Web page and app entries:
○ ○ ○ ○ ○

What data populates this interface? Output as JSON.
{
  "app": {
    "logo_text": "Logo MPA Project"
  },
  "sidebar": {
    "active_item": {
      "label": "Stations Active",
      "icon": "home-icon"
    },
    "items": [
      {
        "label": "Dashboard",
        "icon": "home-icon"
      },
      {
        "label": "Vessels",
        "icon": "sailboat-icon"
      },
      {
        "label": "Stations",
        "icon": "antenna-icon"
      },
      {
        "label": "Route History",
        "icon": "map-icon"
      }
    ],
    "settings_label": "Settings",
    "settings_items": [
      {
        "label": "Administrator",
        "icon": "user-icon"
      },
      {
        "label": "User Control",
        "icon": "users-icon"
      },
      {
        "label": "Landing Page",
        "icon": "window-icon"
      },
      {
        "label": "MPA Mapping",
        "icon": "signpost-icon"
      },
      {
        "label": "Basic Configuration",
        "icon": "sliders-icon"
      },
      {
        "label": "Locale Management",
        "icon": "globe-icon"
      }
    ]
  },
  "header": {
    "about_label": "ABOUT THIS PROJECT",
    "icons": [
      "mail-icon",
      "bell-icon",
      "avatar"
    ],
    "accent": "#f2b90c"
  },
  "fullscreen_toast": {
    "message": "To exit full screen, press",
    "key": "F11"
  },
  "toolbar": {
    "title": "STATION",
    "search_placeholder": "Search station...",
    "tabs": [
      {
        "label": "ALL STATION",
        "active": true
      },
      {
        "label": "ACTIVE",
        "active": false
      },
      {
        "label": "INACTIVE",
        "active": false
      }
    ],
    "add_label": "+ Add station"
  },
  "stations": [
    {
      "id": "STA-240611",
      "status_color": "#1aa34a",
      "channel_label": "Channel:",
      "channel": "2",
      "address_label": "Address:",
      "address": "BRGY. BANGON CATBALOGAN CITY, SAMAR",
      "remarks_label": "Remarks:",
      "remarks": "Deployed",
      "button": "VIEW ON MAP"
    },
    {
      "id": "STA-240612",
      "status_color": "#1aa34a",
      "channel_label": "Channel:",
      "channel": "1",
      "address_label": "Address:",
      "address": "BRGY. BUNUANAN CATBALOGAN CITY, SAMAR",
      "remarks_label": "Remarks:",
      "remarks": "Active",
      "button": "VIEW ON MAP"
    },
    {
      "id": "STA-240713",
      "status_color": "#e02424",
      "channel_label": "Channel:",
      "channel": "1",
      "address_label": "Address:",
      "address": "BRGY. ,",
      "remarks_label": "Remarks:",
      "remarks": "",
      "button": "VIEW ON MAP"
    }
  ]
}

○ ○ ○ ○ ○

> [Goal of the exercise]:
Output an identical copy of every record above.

> [Answer to the exercise]:
What data populates this interface? Output as JSON.
{
  "app": {
    "logo_text": "Logo MPA Project"
  },
  "sidebar": {
    "active_item": {
      "label": "Stations Active",
      "icon": "home-icon"
    },
    "items": [
      {
        "label": "Dashboard",
        "icon": "home-icon"
      },
      {
        "label": "Vessels",
        "icon": "sailboat-icon"
      },
      {
        "label": "Stations",
        "icon": "antenna-icon"
      },
      {
        "label": "Route History",
        "icon": "map-icon"
      }
    ],
    "settings_label": "Settings",
    "settings_items": [
      {
        "label": "Administrator",
        "icon": "user-icon"
      },
      {
        "label": "User Control",
        "icon": "users-icon"
      },
      {
        "label": "Landing Page",
        "icon": "window-icon"
      },
      {
        "label": "MPA Mapping",
        "icon": "signpost-icon"
      },
      {
        "label": "Basic Configuration",
        "icon": "sliders-icon"
      },
      {
        "label": "Locale Management",
        "icon": "globe-icon"
      }
    ]
  },
  "header": {
    "about_label": "ABOUT THIS PROJECT",
    "icons": [
      "mail-icon",
      "bell-icon",
      "avatar"
    ],
    "accent": "#f2b90c"
  },
  "fullscreen_toast": {
    "message": "To exit full screen, press",
    "key": "F11"
  },
  "toolbar": {
    "title": "STATION",
    "search_placeholder": "Search station...",
    "tabs": [
      {
        "label": "ALL STATION",
        "active": true
      },
      {
        "label": "ACTIVE",
        "active": false
      },
      {
        "label": "INACTIVE",
        "active": false
      }
    ],
    "add_label": "+ Add station"
  },
  "stations": [
    {
      "id": "STA-240611",
      "status_color": "#1aa34a",
      "channel_label": "Channel:",
      "channel": "2",
      "address_label": "Address:",
      "address": "BRGY. BANGON CATBALOGAN CITY, SAMAR",
      "remarks_label": "Remarks:",
      "remarks": "Deployed",
      "button": "VIEW ON MAP"
    },
    {
      "id": "STA-240612",
      "status_color": "#1aa34a",
      "channel_label": "Channel:",
      "channel": "1",
      "address_label": "Address:",
      "address": "BRGY. BUNUANAN CATBALOGAN CITY, SAMAR",
      "remarks_label": "Remarks:",
      "remarks": "Active",
      "button": "VIEW ON MAP"
    },
    {
      "id": "STA-240713",
      "status_color": "#e02424",
      "channel_label": "Channel:",
      "channel": "1",
      "address_label": "Address:",
      "address": "BRGY. ,",
      "remarks_label": "Remarks:",
      "remarks": "",
      "button": "VIEW ON MAP"
    }
  ]
}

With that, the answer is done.